(Data excerpts)
== Segment start ==

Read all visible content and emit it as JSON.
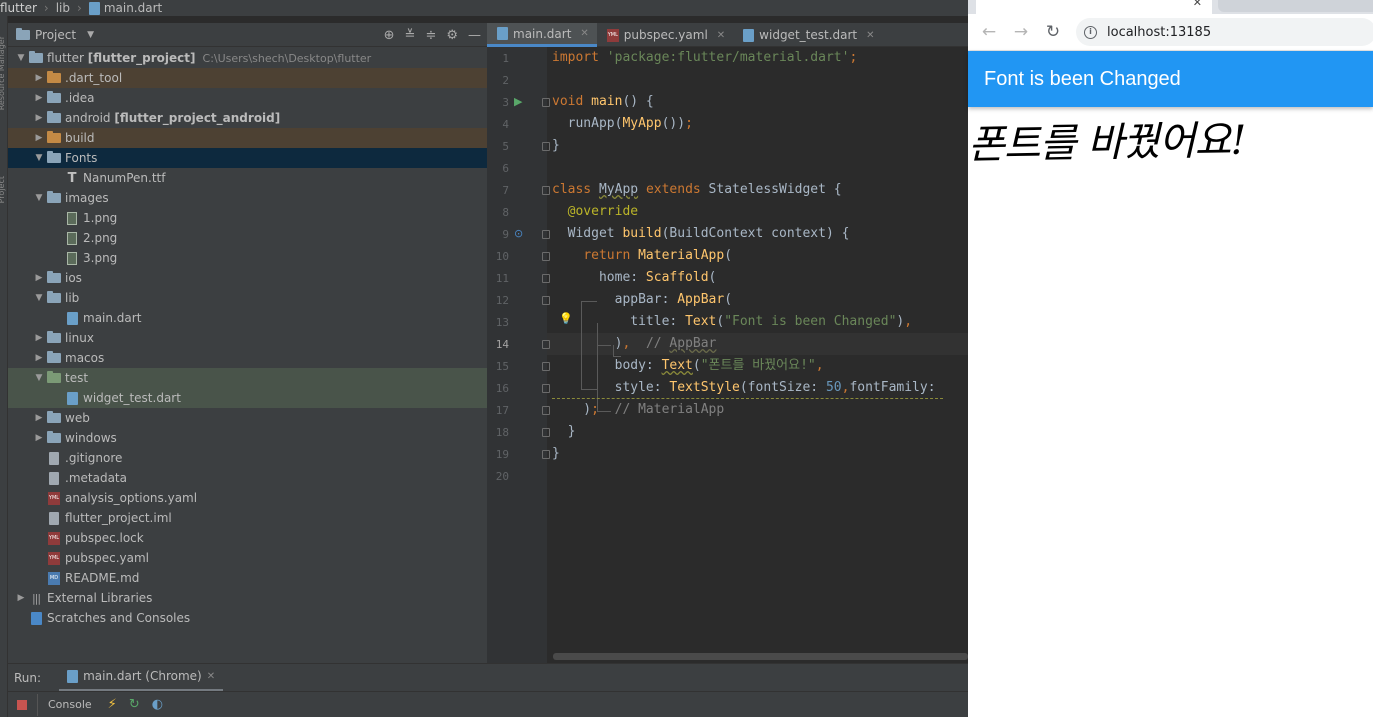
{
  "breadcrumb": [
    "flutter",
    "lib",
    "main.dart"
  ],
  "left_strip": [
    "Resource Manager",
    "Project"
  ],
  "project_panel": {
    "title": "Project",
    "tree": [
      {
        "label": "flutter",
        "bold": "[flutter_project]",
        "path": "C:\\Users\\shech\\Desktop\\flutter",
        "icon": "folder-icon",
        "expanded": true,
        "depth": 0
      },
      {
        "label": ".dart_tool",
        "icon": "folder-orange-icon",
        "expanded": false,
        "depth": 1,
        "state": "excluded"
      },
      {
        "label": ".idea",
        "icon": "folder-icon",
        "expanded": false,
        "depth": 1
      },
      {
        "label": "android",
        "bold": "[flutter_project_android]",
        "icon": "folder-icon",
        "expanded": false,
        "depth": 1
      },
      {
        "label": "build",
        "icon": "folder-orange-icon",
        "expanded": false,
        "depth": 1,
        "state": "excluded"
      },
      {
        "label": "Fonts",
        "icon": "folder-icon",
        "expanded": true,
        "depth": 1,
        "state": "selected"
      },
      {
        "label": "NanumPen.ttf",
        "icon": "font-file-icon",
        "depth": 2
      },
      {
        "label": "images",
        "icon": "folder-icon",
        "expanded": true,
        "depth": 1
      },
      {
        "label": "1.png",
        "icon": "image-file-icon",
        "depth": 2
      },
      {
        "label": "2.png",
        "icon": "image-file-icon",
        "depth": 2
      },
      {
        "label": "3.png",
        "icon": "image-file-icon",
        "depth": 2
      },
      {
        "label": "ios",
        "icon": "folder-icon",
        "expanded": false,
        "depth": 1
      },
      {
        "label": "lib",
        "icon": "folder-icon",
        "expanded": true,
        "depth": 1
      },
      {
        "label": "main.dart",
        "icon": "dart-file-icon",
        "depth": 2
      },
      {
        "label": "linux",
        "icon": "folder-icon",
        "expanded": false,
        "depth": 1
      },
      {
        "label": "macos",
        "icon": "folder-icon",
        "expanded": false,
        "depth": 1
      },
      {
        "label": "test",
        "icon": "folder-green-icon",
        "expanded": true,
        "depth": 1,
        "state": "test"
      },
      {
        "label": "widget_test.dart",
        "icon": "dart-file-icon",
        "depth": 2,
        "state": "test"
      },
      {
        "label": "web",
        "icon": "folder-icon",
        "expanded": false,
        "depth": 1
      },
      {
        "label": "windows",
        "icon": "folder-icon",
        "expanded": false,
        "depth": 1
      },
      {
        "label": ".gitignore",
        "icon": "text-file-icon",
        "depth": 1
      },
      {
        "label": ".metadata",
        "icon": "text-file-icon",
        "depth": 1
      },
      {
        "label": "analysis_options.yaml",
        "icon": "yaml-file-icon",
        "depth": 1
      },
      {
        "label": "flutter_project.iml",
        "icon": "text-file-icon",
        "depth": 1
      },
      {
        "label": "pubspec.lock",
        "icon": "yaml-file-icon",
        "depth": 1
      },
      {
        "label": "pubspec.yaml",
        "icon": "yaml-file-icon",
        "depth": 1
      },
      {
        "label": "README.md",
        "icon": "md-file-icon",
        "depth": 1
      },
      {
        "label": "External Libraries",
        "icon": "library-icon",
        "expanded": false,
        "depth": 0
      },
      {
        "label": "Scratches and Consoles",
        "icon": "scratch-icon",
        "depth": 0
      }
    ]
  },
  "editor": {
    "tabs": [
      {
        "label": "main.dart",
        "icon": "dart-file-icon",
        "active": true
      },
      {
        "label": "pubspec.yaml",
        "icon": "yaml-file-icon",
        "active": false
      },
      {
        "label": "widget_test.dart",
        "icon": "dart-file-icon",
        "active": false
      }
    ],
    "current_line": 14,
    "line_numbers": [
      "1",
      "2",
      "3",
      "4",
      "5",
      "6",
      "7",
      "8",
      "9",
      "10",
      "11",
      "12",
      "13",
      "14",
      "15",
      "16",
      "17",
      "18",
      "19",
      "20"
    ]
  },
  "run_panel": {
    "label": "Run:",
    "tab": "main.dart (Chrome)",
    "console": "Console"
  },
  "browser": {
    "url": "localhost:13185",
    "appbar_title": "Font is been Changed",
    "body_text": "폰트를 바꿨어요!",
    "accent": "#2196f3"
  }
}
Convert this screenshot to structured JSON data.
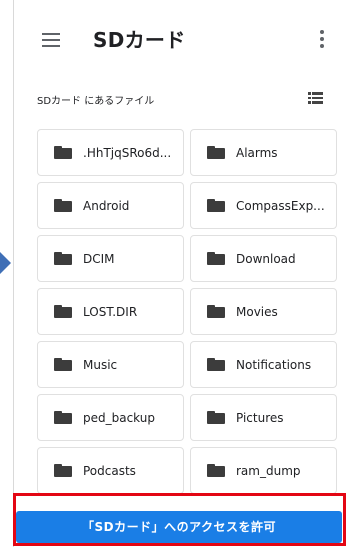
{
  "app": {
    "title": "SDカード",
    "menu_icon": "menu-icon",
    "more_icon": "more-vert-icon"
  },
  "section": {
    "subtitle": "SDカード にあるファイル",
    "view_toggle_icon": "list-view-icon"
  },
  "folders": [
    {
      "name": ".HhTjqSRo6d..."
    },
    {
      "name": "Alarms"
    },
    {
      "name": "Android"
    },
    {
      "name": "CompassExp..."
    },
    {
      "name": "DCIM"
    },
    {
      "name": "Download"
    },
    {
      "name": "LOST.DIR"
    },
    {
      "name": "Movies"
    },
    {
      "name": "Music"
    },
    {
      "name": "Notifications"
    },
    {
      "name": "ped_backup"
    },
    {
      "name": "Pictures"
    },
    {
      "name": "Podcasts"
    },
    {
      "name": "ram_dump"
    }
  ],
  "action": {
    "allow_label": "「SDカード」へのアクセスを許可"
  },
  "colors": {
    "accent": "#1a7ee6",
    "highlight": "#e30613",
    "indicator": "#3f6fb6"
  }
}
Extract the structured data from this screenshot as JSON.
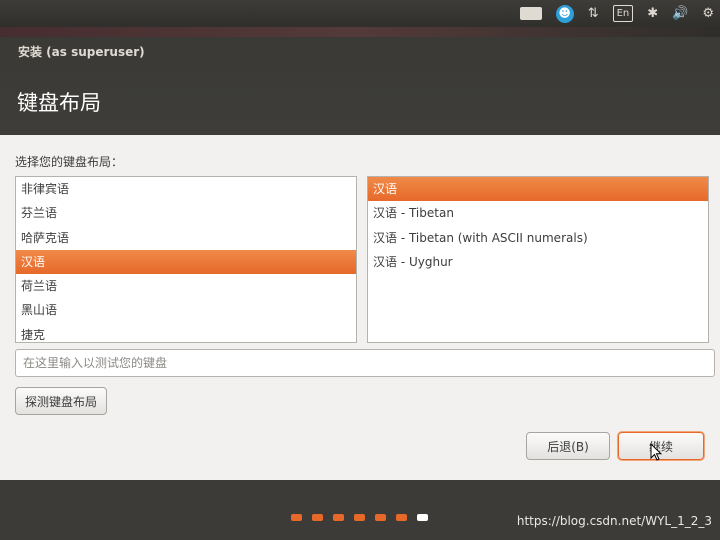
{
  "panel": {
    "keyboard_icon": "keyboard-icon",
    "accessibility_icon": "accessibility-icon",
    "network_glyph": "⇅",
    "language_indicator": "En",
    "bluetooth_glyph": "✱",
    "volume_glyph": "🔊",
    "settings_glyph": "⚙"
  },
  "window": {
    "title": "安装 (as superuser)",
    "heading": "键盘布局"
  },
  "main": {
    "prompt": "选择您的键盘布局：",
    "layouts": [
      {
        "label": "非律宾语",
        "selected": false
      },
      {
        "label": "芬兰语",
        "selected": false
      },
      {
        "label": "哈萨克语",
        "selected": false
      },
      {
        "label": "汉语",
        "selected": true
      },
      {
        "label": "荷兰语",
        "selected": false
      },
      {
        "label": "黑山语",
        "selected": false
      },
      {
        "label": "捷克",
        "selected": false
      }
    ],
    "variants": [
      {
        "label": "汉语",
        "selected": true
      },
      {
        "label": "汉语 - Tibetan",
        "selected": false
      },
      {
        "label": "汉语 - Tibetan (with ASCII numerals)",
        "selected": false
      },
      {
        "label": "汉语 - Uyghur",
        "selected": false
      }
    ],
    "test_placeholder": "在这里输入以测试您的键盘",
    "detect_label": "探测键盘布局"
  },
  "buttons": {
    "back_label": "后退(B)",
    "continue_label": "继续"
  },
  "progress": {
    "total_steps": 7,
    "current_step": 7
  },
  "watermark": "https://blog.csdn.net/WYL_1_2_3",
  "colors": {
    "accent": "#e6692a",
    "panel": "#3c3b37",
    "content_bg": "#f2f1f0"
  }
}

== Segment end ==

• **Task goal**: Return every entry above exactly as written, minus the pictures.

• **Expected output**:
Read all visible content and emit it as JSON.
{
  "breadcrumb": [
    "flutter",
    "lib",
    "main.dart"
  ],
  "left_strip": [
    "Resource Manager",
    "Project"
  ],
  "project_panel": {
    "title": "Project",
    "tree": [
      {
        "label": "flutter",
        "bold": "[flutter_project]",
        "path": "C:\\Users\\shech\\Desktop\\flutter",
        "icon": "folder-icon",
        "expanded": true,
        "depth": 0
      },
      {
        "label": ".dart_tool",
        "icon": "folder-orange-icon",
        "expanded": false,
        "depth": 1,
        "state": "excluded"
      },
      {
        "label": ".idea",
        "icon": "folder-icon",
        "expanded": false,
        "depth": 1
      },
      {
        "label": "android",
        "bold": "[flutter_project_android]",
        "icon": "folder-icon",
        "expanded": false,
        "depth": 1
      },
      {
        "label": "build",
        "icon": "folder-orange-icon",
        "expanded": false,
        "depth": 1,
        "state": "excluded"
      },
      {
        "label": "Fonts",
        "icon": "folder-icon",
        "expanded": true,
        "depth": 1,
        "state": "selected"
      },
      {
        "label": "NanumPen.ttf",
        "icon": "font-file-icon",
        "depth": 2
      },
      {
        "label": "images",
        "icon": "folder-icon",
        "expanded": true,
        "depth": 1
      },
      {
        "label": "1.png",
        "icon": "image-file-icon",
        "depth": 2
      },
      {
        "label": "2.png",
        "icon": "image-file-icon",
        "depth": 2
      },
      {
        "label": "3.png",
        "icon": "image-file-icon",
        "depth": 2
      },
      {
        "label": "ios",
        "icon": "folder-icon",
        "expanded": false,
        "depth": 1
      },
      {
        "label": "lib",
        "icon": "folder-icon",
        "expanded": true,
        "depth": 1
      },
      {
        "label": "main.dart",
        "icon": "dart-file-icon",
        "depth": 2
      },
      {
        "label": "linux",
        "icon": "folder-icon",
        "expanded": false,
        "depth": 1
      },
      {
        "label": "macos",
        "icon": "folder-icon",
        "expanded": false,
        "depth": 1
      },
      {
        "label": "test",
        "icon": "folder-green-icon",
        "expanded": true,
        "depth": 1,
        "state": "test"
      },
      {
        "label": "widget_test.dart",
        "icon": "dart-file-icon",
        "depth": 2,
        "state": "test"
      },
      {
        "label": "web",
        "icon": "folder-icon",
        "expanded": false,
        "depth": 1
      },
      {
        "label": "windows",
        "icon": "folder-icon",
        "expanded": false,
        "depth": 1
      },
      {
        "label": ".gitignore",
        "icon": "text-file-icon",
        "depth": 1
      },
      {
        "label": ".metadata",
        "icon": "text-file-icon",
        "depth": 1
      },
      {
        "label": "analysis_options.yaml",
        "icon": "yaml-file-icon",
        "depth": 1
      },
      {
        "label": "flutter_project.iml",
        "icon": "text-file-icon",
        "depth": 1
      },
      {
        "label": "pubspec.lock",
        "icon": "yaml-file-icon",
        "depth": 1
      },
      {
        "label": "pubspec.yaml",
        "icon": "yaml-file-icon",
        "depth": 1
      },
      {
        "label": "README.md",
        "icon": "md-file-icon",
        "depth": 1
      },
      {
        "label": "External Libraries",
        "icon": "library-icon",
        "expanded": false,
        "depth": 0
      },
      {
        "label": "Scratches and Consoles",
        "icon": "scratch-icon",
        "depth": 0
      }
    ]
  },
  "editor": {
    "tabs": [
      {
        "label": "main.dart",
        "icon": "dart-file-icon",
        "active": true
      },
      {
        "label": "pubspec.yaml",
        "icon": "yaml-file-icon",
        "active": false
      },
      {
        "label": "widget_test.dart",
        "icon": "dart-file-icon",
        "active": false
      }
    ],
    "current_line": 14,
    "line_numbers": [
      "1",
      "2",
      "3",
      "4",
      "5",
      "6",
      "7",
      "8",
      "9",
      "10",
      "11",
      "12",
      "13",
      "14",
      "15",
      "16",
      "17",
      "18",
      "19",
      "20"
    ]
  },
  "run_panel": {
    "label": "Run:",
    "tab": "main.dart (Chrome)",
    "console": "Console"
  },
  "browser": {
    "url": "localhost:13185",
    "appbar_title": "Font is been Changed",
    "body_text": "폰트를 바꿨어요!",
    "accent": "#2196f3"
  }
}
Convert this screenshot to structured JSON data.
{
  "app": {
    "title": "SDカード",
    "menu_icon": "menu-icon",
    "more_icon": "more-vert-icon"
  },
  "section": {
    "subtitle": "SDカード にあるファイル",
    "view_toggle_icon": "list-view-icon"
  },
  "folders": [
    {
      "name": ".HhTjqSRo6d..."
    },
    {
      "name": "Alarms"
    },
    {
      "name": "Android"
    },
    {
      "name": "CompassExp..."
    },
    {
      "name": "DCIM"
    },
    {
      "name": "Download"
    },
    {
      "name": "LOST.DIR"
    },
    {
      "name": "Movies"
    },
    {
      "name": "Music"
    },
    {
      "name": "Notifications"
    },
    {
      "name": "ped_backup"
    },
    {
      "name": "Pictures"
    },
    {
      "name": "Podcasts"
    },
    {
      "name": "ram_dump"
    }
  ],
  "action": {
    "allow_label": "「SDカード」へのアクセスを許可"
  },
  "colors": {
    "accent": "#1a7ee6",
    "highlight": "#e30613",
    "indicator": "#3f6fb6"
  }
}
Extract the structured data from this screenshot as JSON.
{
  "panel": {
    "keyboard_icon": "keyboard-icon",
    "accessibility_icon": "accessibility-icon",
    "network_glyph": "⇅",
    "language_indicator": "En",
    "bluetooth_glyph": "✱",
    "volume_glyph": "🔊",
    "settings_glyph": "⚙"
  },
  "window": {
    "title": "安装 (as superuser)",
    "heading": "键盘布局"
  },
  "main": {
    "prompt": "选择您的键盘布局：",
    "layouts": [
      {
        "label": "非律宾语",
        "selected": false
      },
      {
        "label": "芬兰语",
        "selected": false
      },
      {
        "label": "哈萨克语",
        "selected": false
      },
      {
        "label": "汉语",
        "selected": true
      },
      {
        "label": "荷兰语",
        "selected": false
      },
      {
        "label": "黑山语",
        "selected": false
      },
      {
        "label": "捷克",
        "selected": false
      }
    ],
    "variants": [
      {
        "label": "汉语",
        "selected": true
      },
      {
        "label": "汉语 - Tibetan",
        "selected": false
      },
      {
        "label": "汉语 - Tibetan (with ASCII numerals)",
        "selected": false
      },
      {
        "label": "汉语 - Uyghur",
        "selected": false
      }
    ],
    "test_placeholder": "在这里输入以测试您的键盘",
    "detect_label": "探测键盘布局"
  },
  "buttons": {
    "back_label": "后退(B)",
    "continue_label": "继续"
  },
  "progress": {
    "total_steps": 7,
    "current_step": 7
  },
  "watermark": "https://blog.csdn.net/WYL_1_2_3",
  "colors": {
    "accent": "#e6692a",
    "panel": "#3c3b37",
    "content_bg": "#f2f1f0"
  }
}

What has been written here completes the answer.